— Extracted records —
((
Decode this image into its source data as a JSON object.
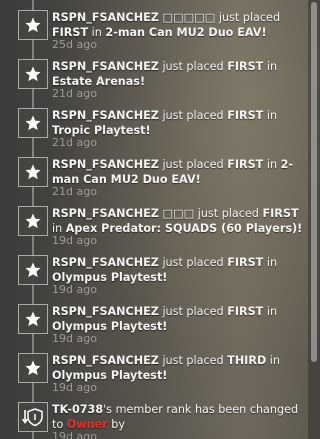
{
  "feed": {
    "items": [
      {
        "icon": "star-icon",
        "user": "RSPN_FSANCHEZ",
        "extra": " □□□□□",
        "mid": " just placed ",
        "place": "FIRST",
        "post": " in ",
        "event": "2-man Can MU2 Duo EAV!",
        "time": "25d ago"
      },
      {
        "icon": "star-icon",
        "user": "RSPN_FSANCHEZ",
        "extra": "",
        "mid": " just placed ",
        "place": "FIRST",
        "post": " in ",
        "event": "Estate Arenas!",
        "time": "21d ago"
      },
      {
        "icon": "star-icon",
        "user": "RSPN_FSANCHEZ",
        "extra": "",
        "mid": " just placed ",
        "place": "FIRST",
        "post": " in ",
        "event": "Tropic Playtest!",
        "time": "21d ago"
      },
      {
        "icon": "star-icon",
        "user": "RSPN_FSANCHEZ",
        "extra": "",
        "mid": " just placed ",
        "place": "FIRST",
        "post": " in ",
        "event": "2-man Can MU2 Duo EAV!",
        "time": "21d ago"
      },
      {
        "icon": "star-icon",
        "user": "RSPN_FSANCHEZ",
        "extra": " □□□",
        "mid": " just placed ",
        "place": "FIRST",
        "post": " in ",
        "event": "Apex Predator: SQUADS (60 Players)!",
        "time": "19d ago"
      },
      {
        "icon": "star-icon",
        "user": "RSPN_FSANCHEZ",
        "extra": "",
        "mid": " just placed ",
        "place": "FIRST",
        "post": " in ",
        "event": "Olympus Playtest!",
        "time": "19d ago"
      },
      {
        "icon": "star-icon",
        "user": "RSPN_FSANCHEZ",
        "extra": "",
        "mid": " just placed ",
        "place": "FIRST",
        "post": " in ",
        "event": "Olympus Playtest!",
        "time": "19d ago"
      },
      {
        "icon": "star-icon",
        "user": "RSPN_FSANCHEZ",
        "extra": "",
        "mid": " just placed ",
        "place": "THIRD",
        "post": " in ",
        "event": "Olympus Playtest!",
        "time": "19d ago"
      }
    ],
    "rank_item": {
      "icon": "rank-change-icon",
      "user": "TK-0738",
      "text": "'s member rank has been changed to ",
      "rank": "Owner",
      "tail": " by",
      "time": "19d ago"
    }
  },
  "colors": {
    "rank_red": "#e2312b",
    "timestamp": "#9d9b95",
    "text": "#f4f4f4"
  }
}
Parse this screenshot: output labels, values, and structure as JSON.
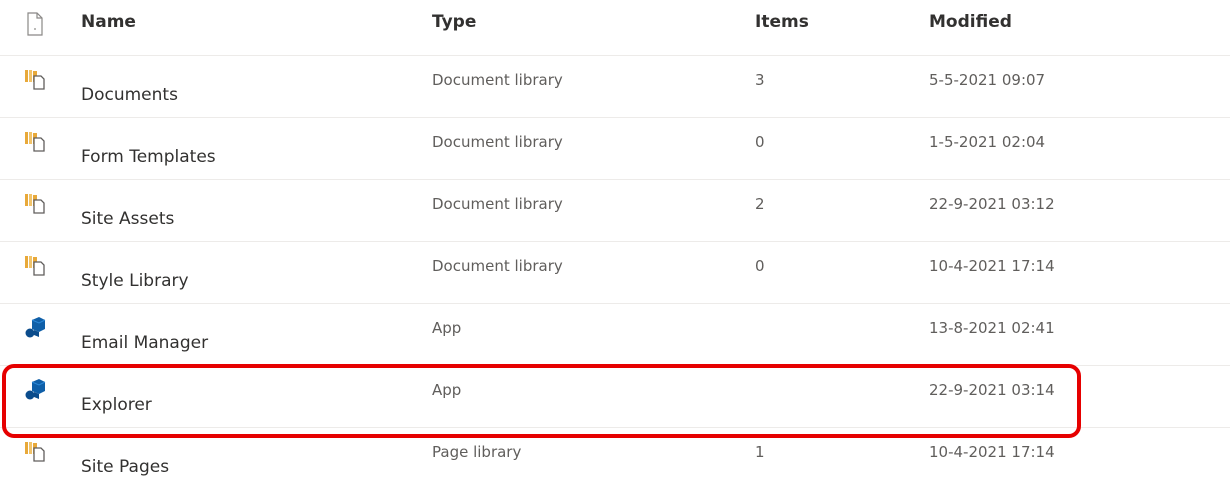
{
  "header": {
    "file_type_icon": "file-icon",
    "name": "Name",
    "type": "Type",
    "items": "Items",
    "modified": "Modified"
  },
  "rows": [
    {
      "icon": "document-library-icon",
      "name": "Documents",
      "type": "Document library",
      "items": "3",
      "modified": "5-5-2021 09:07"
    },
    {
      "icon": "document-library-icon",
      "name": "Form Templates",
      "type": "Document library",
      "items": "0",
      "modified": "1-5-2021 02:04"
    },
    {
      "icon": "document-library-icon",
      "name": "Site Assets",
      "type": "Document library",
      "items": "2",
      "modified": "22-9-2021 03:12"
    },
    {
      "icon": "document-library-icon",
      "name": "Style Library",
      "type": "Document library",
      "items": "0",
      "modified": "10-4-2021 17:14"
    },
    {
      "icon": "app-icon",
      "name": "Email Manager",
      "type": "App",
      "items": "",
      "modified": "13-8-2021 02:41"
    },
    {
      "icon": "app-icon",
      "name": "Explorer",
      "type": "App",
      "items": "",
      "modified": "22-9-2021 03:14"
    },
    {
      "icon": "document-library-icon",
      "name": "Site Pages",
      "type": "Page library",
      "items": "1",
      "modified": "10-4-2021 17:14"
    }
  ],
  "colors": {
    "highlight_border": "#e60000",
    "library_icon": "#e8a93a",
    "app_icon": "#0f5fa8",
    "row_divider": "#edebe9"
  },
  "highlighted_row": "Explorer"
}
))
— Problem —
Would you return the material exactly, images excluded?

— Output for this exercise —
Decode this image into its source data as a JSON object.
{
  "feed": {
    "items": [
      {
        "icon": "star-icon",
        "user": "RSPN_FSANCHEZ",
        "extra": " □□□□□",
        "mid": " just placed ",
        "place": "FIRST",
        "post": " in ",
        "event": "2-man Can MU2 Duo EAV!",
        "time": "25d ago"
      },
      {
        "icon": "star-icon",
        "user": "RSPN_FSANCHEZ",
        "extra": "",
        "mid": " just placed ",
        "place": "FIRST",
        "post": " in ",
        "event": "Estate Arenas!",
        "time": "21d ago"
      },
      {
        "icon": "star-icon",
        "user": "RSPN_FSANCHEZ",
        "extra": "",
        "mid": " just placed ",
        "place": "FIRST",
        "post": " in ",
        "event": "Tropic Playtest!",
        "time": "21d ago"
      },
      {
        "icon": "star-icon",
        "user": "RSPN_FSANCHEZ",
        "extra": "",
        "mid": " just placed ",
        "place": "FIRST",
        "post": " in ",
        "event": "2-man Can MU2 Duo EAV!",
        "time": "21d ago"
      },
      {
        "icon": "star-icon",
        "user": "RSPN_FSANCHEZ",
        "extra": " □□□",
        "mid": " just placed ",
        "place": "FIRST",
        "post": " in ",
        "event": "Apex Predator: SQUADS (60 Players)!",
        "time": "19d ago"
      },
      {
        "icon": "star-icon",
        "user": "RSPN_FSANCHEZ",
        "extra": "",
        "mid": " just placed ",
        "place": "FIRST",
        "post": " in ",
        "event": "Olympus Playtest!",
        "time": "19d ago"
      },
      {
        "icon": "star-icon",
        "user": "RSPN_FSANCHEZ",
        "extra": "",
        "mid": " just placed ",
        "place": "FIRST",
        "post": " in ",
        "event": "Olympus Playtest!",
        "time": "19d ago"
      },
      {
        "icon": "star-icon",
        "user": "RSPN_FSANCHEZ",
        "extra": "",
        "mid": " just placed ",
        "place": "THIRD",
        "post": " in ",
        "event": "Olympus Playtest!",
        "time": "19d ago"
      }
    ],
    "rank_item": {
      "icon": "rank-change-icon",
      "user": "TK-0738",
      "text": "'s member rank has been changed to ",
      "rank": "Owner",
      "tail": " by",
      "time": "19d ago"
    }
  },
  "colors": {
    "rank_red": "#e2312b",
    "timestamp": "#9d9b95",
    "text": "#f4f4f4"
  }
}
Parse this screenshot: output labels, values, and structure as JSON.
{
  "header": {
    "file_type_icon": "file-icon",
    "name": "Name",
    "type": "Type",
    "items": "Items",
    "modified": "Modified"
  },
  "rows": [
    {
      "icon": "document-library-icon",
      "name": "Documents",
      "type": "Document library",
      "items": "3",
      "modified": "5-5-2021 09:07"
    },
    {
      "icon": "document-library-icon",
      "name": "Form Templates",
      "type": "Document library",
      "items": "0",
      "modified": "1-5-2021 02:04"
    },
    {
      "icon": "document-library-icon",
      "name": "Site Assets",
      "type": "Document library",
      "items": "2",
      "modified": "22-9-2021 03:12"
    },
    {
      "icon": "document-library-icon",
      "name": "Style Library",
      "type": "Document library",
      "items": "0",
      "modified": "10-4-2021 17:14"
    },
    {
      "icon": "app-icon",
      "name": "Email Manager",
      "type": "App",
      "items": "",
      "modified": "13-8-2021 02:41"
    },
    {
      "icon": "app-icon",
      "name": "Explorer",
      "type": "App",
      "items": "",
      "modified": "22-9-2021 03:14"
    },
    {
      "icon": "document-library-icon",
      "name": "Site Pages",
      "type": "Page library",
      "items": "1",
      "modified": "10-4-2021 17:14"
    }
  ],
  "colors": {
    "highlight_border": "#e60000",
    "library_icon": "#e8a93a",
    "app_icon": "#0f5fa8",
    "row_divider": "#edebe9"
  },
  "highlighted_row": "Explorer"
}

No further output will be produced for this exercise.